Records provided Block Start
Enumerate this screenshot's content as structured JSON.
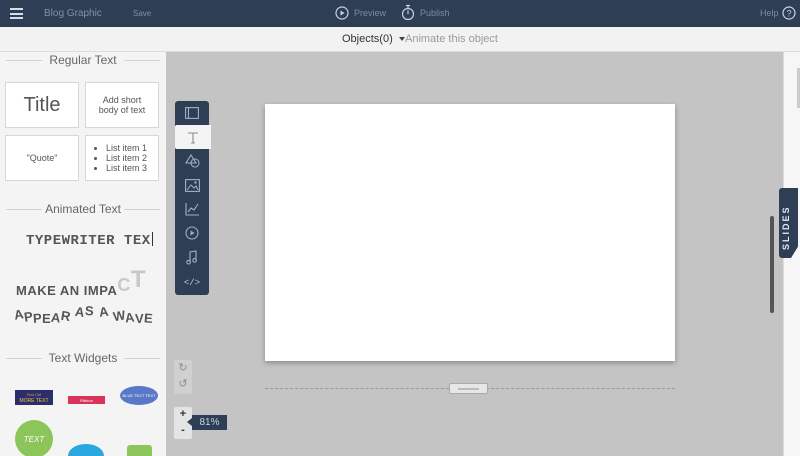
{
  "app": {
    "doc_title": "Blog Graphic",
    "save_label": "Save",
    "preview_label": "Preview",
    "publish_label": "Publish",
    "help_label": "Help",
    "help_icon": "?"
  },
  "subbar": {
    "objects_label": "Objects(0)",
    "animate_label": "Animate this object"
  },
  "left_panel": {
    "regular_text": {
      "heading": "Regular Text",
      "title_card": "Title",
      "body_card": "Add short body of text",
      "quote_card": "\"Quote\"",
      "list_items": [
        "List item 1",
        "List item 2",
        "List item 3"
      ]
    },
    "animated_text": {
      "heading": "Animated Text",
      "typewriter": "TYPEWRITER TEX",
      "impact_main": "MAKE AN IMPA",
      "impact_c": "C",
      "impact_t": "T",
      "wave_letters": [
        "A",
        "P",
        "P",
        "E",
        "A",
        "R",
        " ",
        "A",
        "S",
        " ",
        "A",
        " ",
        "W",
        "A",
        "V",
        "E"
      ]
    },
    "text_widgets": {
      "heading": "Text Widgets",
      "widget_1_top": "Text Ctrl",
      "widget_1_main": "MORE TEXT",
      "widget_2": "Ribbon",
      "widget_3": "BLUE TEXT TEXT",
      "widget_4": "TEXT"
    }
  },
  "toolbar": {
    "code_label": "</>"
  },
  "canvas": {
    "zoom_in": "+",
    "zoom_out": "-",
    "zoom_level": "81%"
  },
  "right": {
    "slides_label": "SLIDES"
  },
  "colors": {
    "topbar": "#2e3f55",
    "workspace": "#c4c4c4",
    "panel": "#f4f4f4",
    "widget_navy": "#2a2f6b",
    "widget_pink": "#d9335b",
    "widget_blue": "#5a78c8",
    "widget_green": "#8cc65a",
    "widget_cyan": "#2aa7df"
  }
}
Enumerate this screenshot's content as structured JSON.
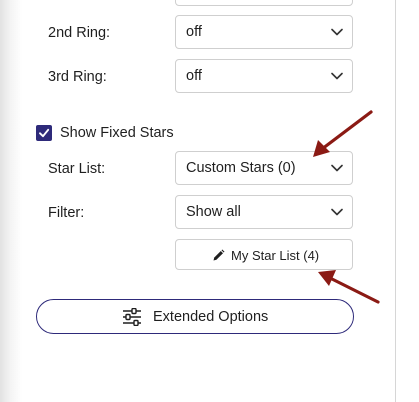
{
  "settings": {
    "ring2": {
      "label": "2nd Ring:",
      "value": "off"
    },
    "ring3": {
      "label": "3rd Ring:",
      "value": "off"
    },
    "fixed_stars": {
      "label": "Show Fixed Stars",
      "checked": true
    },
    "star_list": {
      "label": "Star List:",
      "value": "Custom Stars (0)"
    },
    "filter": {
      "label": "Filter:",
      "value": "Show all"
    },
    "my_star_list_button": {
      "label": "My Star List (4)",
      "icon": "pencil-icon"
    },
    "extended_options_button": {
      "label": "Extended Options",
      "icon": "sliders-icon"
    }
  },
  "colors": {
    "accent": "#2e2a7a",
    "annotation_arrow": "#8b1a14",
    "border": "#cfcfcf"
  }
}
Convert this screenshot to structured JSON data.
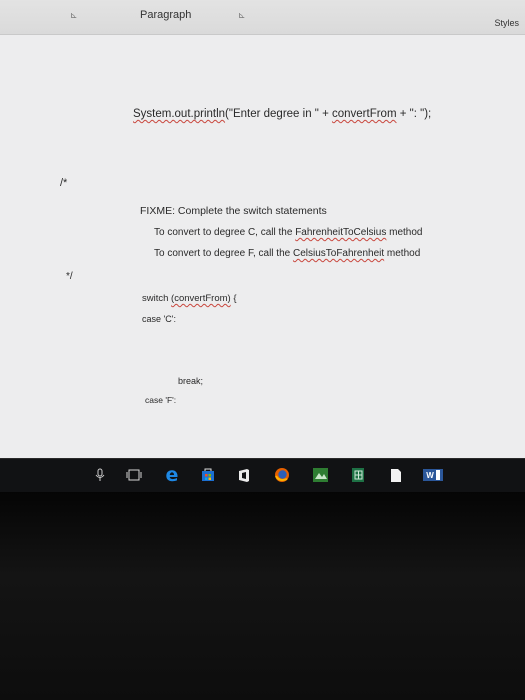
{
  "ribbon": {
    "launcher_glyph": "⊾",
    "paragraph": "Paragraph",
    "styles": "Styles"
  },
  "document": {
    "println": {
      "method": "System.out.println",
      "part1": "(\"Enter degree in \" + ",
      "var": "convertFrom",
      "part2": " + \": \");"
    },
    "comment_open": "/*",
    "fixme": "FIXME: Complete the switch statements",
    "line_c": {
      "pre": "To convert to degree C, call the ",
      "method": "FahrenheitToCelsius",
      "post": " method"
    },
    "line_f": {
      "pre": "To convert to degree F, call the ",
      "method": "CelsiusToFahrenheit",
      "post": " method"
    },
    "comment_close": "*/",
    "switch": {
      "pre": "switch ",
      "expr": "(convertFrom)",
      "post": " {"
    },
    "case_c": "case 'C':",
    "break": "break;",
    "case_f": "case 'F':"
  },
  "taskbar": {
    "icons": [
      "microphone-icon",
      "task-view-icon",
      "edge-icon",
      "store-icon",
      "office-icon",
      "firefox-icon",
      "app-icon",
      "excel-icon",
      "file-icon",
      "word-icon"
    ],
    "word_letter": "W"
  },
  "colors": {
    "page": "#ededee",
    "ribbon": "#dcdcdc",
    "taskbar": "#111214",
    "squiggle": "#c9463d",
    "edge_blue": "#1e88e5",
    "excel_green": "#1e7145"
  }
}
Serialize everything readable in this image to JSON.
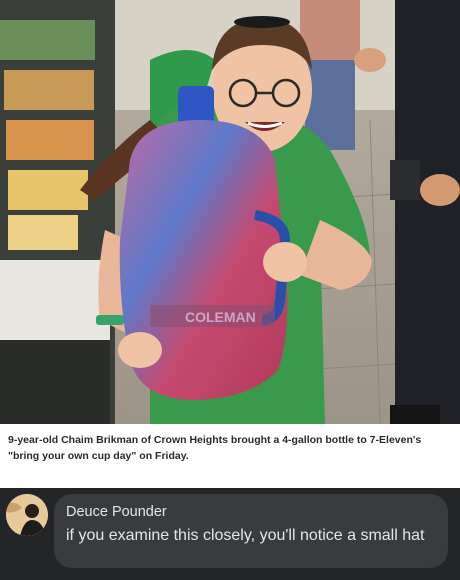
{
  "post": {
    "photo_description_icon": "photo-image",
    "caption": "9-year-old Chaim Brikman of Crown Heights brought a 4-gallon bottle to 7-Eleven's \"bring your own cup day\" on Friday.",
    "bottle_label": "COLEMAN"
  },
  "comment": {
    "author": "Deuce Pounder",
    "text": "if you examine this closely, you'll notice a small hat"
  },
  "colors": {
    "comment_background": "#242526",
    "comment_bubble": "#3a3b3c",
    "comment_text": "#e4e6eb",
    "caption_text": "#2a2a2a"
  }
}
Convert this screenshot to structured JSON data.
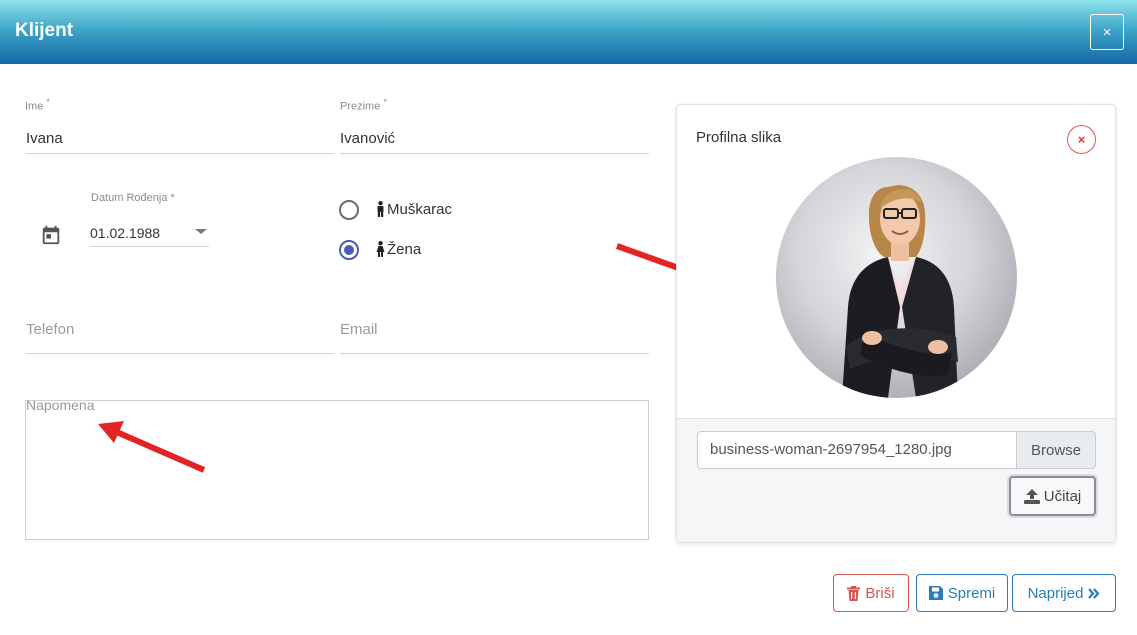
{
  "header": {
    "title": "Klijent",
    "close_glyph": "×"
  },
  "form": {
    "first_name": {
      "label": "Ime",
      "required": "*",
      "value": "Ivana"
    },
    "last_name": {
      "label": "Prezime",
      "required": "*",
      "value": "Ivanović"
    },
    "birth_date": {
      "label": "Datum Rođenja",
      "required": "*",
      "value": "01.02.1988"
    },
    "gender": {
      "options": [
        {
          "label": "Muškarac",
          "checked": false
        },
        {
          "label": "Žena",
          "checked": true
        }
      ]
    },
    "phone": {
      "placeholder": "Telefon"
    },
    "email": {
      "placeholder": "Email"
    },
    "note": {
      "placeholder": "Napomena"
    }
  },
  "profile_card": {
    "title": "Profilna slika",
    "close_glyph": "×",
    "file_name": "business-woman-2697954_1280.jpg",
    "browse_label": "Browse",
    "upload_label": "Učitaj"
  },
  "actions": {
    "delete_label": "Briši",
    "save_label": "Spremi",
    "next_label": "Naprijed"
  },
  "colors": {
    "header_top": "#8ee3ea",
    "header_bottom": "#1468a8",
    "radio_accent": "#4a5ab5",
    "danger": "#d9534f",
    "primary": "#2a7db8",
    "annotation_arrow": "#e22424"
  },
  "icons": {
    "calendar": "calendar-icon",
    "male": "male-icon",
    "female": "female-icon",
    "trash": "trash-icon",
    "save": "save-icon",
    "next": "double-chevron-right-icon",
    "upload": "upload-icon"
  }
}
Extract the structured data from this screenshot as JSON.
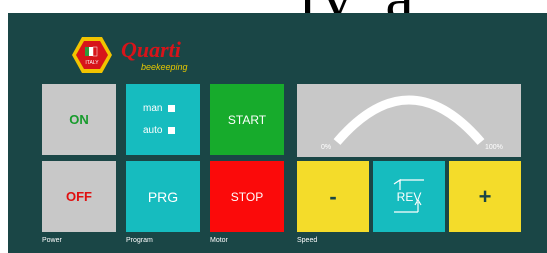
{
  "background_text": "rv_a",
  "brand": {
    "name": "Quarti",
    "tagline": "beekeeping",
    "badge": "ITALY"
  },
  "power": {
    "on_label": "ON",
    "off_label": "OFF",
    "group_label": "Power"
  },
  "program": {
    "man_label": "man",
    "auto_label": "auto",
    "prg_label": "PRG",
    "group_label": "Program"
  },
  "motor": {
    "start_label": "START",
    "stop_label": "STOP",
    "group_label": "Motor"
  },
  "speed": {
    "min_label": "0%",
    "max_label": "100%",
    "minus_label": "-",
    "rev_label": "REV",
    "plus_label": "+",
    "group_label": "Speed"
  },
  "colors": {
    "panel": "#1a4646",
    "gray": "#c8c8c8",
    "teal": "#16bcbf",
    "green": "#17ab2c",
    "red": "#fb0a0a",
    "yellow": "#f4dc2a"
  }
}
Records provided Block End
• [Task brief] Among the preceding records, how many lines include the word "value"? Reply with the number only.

• [Written solution] 7